*Your task*: How many lines in the data below include the word "blob"? State the number alone.

*Provided data*:
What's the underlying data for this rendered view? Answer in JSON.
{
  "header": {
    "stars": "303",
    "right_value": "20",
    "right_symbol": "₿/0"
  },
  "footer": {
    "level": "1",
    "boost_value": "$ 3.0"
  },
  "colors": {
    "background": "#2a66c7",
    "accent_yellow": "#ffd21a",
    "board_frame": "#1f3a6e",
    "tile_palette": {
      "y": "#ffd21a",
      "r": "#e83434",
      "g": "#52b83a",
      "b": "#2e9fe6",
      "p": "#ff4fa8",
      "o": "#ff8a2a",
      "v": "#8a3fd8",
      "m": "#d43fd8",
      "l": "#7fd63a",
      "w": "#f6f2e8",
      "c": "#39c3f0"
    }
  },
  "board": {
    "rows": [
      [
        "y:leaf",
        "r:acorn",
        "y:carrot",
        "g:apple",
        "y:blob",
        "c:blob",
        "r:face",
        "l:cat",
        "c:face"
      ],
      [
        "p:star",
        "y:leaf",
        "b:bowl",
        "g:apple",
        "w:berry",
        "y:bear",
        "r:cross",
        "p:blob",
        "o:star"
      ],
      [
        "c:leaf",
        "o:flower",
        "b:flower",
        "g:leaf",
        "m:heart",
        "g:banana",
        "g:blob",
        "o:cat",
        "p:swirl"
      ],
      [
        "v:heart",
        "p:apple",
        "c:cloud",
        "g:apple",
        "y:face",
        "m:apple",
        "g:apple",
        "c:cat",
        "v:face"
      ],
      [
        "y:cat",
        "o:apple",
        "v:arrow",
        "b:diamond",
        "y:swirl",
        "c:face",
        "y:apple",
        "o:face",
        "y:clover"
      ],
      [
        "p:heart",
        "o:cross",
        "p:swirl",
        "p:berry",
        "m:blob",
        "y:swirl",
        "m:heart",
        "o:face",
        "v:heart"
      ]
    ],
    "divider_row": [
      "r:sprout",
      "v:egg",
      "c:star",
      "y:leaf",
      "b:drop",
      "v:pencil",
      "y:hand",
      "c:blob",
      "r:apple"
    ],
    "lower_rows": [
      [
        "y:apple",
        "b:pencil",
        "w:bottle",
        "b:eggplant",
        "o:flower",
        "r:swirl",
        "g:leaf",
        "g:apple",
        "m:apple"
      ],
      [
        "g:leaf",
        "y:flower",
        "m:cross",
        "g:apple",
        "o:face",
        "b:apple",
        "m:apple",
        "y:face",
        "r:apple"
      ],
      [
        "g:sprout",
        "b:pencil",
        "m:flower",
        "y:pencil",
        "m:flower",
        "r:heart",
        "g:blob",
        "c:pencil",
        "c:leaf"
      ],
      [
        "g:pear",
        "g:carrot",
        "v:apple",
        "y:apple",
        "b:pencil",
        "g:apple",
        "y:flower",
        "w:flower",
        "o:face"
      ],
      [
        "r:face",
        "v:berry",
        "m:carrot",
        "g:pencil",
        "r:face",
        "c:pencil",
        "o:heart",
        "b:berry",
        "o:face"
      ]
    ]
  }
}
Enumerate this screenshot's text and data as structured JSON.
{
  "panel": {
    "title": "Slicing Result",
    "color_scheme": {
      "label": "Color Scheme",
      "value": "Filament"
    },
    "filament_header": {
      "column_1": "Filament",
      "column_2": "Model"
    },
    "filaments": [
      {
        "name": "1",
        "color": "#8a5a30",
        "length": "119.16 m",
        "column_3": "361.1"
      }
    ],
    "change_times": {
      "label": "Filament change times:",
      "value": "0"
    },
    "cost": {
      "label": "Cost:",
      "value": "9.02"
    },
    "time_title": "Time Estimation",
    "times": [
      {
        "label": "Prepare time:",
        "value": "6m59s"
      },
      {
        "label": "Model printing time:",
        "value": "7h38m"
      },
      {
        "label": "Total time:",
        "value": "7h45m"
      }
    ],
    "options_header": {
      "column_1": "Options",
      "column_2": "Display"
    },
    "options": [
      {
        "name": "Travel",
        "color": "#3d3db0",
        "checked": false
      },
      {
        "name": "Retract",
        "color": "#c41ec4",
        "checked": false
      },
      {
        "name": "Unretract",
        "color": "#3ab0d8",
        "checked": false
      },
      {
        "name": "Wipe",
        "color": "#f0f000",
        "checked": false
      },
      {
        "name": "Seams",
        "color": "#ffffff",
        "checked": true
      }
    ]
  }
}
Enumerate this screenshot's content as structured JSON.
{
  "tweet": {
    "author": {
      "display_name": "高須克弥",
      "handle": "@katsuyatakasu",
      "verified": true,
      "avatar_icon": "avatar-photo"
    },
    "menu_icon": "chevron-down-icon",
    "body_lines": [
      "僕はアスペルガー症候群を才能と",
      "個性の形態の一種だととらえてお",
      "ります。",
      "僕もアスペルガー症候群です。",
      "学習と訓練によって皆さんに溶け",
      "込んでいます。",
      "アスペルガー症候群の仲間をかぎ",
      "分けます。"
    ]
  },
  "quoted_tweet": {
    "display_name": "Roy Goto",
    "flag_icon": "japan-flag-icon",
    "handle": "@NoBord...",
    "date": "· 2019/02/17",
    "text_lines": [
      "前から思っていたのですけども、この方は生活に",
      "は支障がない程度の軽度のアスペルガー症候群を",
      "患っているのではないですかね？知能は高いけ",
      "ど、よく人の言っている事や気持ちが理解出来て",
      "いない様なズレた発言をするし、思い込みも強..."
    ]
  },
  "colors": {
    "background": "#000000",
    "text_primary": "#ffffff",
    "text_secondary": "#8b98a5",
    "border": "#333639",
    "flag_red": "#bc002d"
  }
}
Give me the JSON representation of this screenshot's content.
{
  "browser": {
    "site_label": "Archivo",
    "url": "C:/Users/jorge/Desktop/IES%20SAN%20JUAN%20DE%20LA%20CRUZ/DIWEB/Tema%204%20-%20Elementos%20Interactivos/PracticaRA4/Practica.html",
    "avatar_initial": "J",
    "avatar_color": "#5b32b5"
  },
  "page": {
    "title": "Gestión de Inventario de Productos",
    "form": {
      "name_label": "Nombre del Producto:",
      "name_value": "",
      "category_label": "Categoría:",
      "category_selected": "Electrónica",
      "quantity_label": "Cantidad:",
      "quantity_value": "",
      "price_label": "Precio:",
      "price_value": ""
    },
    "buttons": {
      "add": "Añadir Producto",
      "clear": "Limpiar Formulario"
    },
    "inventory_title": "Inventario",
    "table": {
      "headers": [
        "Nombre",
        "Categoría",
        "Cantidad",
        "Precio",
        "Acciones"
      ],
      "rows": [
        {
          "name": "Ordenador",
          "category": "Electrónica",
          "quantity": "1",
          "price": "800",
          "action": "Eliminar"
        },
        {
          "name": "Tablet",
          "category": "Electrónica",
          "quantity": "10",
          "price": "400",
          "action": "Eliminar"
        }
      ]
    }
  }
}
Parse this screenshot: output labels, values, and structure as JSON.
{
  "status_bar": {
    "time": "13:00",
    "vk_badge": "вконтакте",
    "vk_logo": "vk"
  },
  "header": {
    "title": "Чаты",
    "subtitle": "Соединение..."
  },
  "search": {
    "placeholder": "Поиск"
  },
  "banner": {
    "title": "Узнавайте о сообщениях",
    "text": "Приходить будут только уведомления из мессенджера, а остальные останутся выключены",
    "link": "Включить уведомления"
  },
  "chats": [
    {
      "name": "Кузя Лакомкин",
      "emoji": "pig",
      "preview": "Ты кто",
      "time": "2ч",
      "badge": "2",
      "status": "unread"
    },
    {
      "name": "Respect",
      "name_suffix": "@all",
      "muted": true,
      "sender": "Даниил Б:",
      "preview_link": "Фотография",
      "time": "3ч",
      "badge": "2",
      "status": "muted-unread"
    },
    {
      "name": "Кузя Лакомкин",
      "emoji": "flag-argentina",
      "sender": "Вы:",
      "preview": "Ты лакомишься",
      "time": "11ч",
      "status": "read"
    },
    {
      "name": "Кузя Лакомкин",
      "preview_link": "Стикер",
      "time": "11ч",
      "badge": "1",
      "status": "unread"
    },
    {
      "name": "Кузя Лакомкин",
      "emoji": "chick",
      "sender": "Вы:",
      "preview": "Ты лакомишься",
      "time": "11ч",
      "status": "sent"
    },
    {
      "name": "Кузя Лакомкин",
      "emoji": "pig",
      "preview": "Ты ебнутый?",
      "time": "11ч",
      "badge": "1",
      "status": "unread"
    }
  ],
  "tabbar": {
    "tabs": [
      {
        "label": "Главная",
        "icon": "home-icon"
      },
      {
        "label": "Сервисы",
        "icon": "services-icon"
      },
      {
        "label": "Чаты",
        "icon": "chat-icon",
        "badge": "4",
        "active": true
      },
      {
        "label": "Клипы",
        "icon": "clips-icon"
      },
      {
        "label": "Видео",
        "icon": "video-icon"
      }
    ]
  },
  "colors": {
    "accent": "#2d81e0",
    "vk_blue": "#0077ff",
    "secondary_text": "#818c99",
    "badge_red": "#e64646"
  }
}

*Reply to the exercise*: 7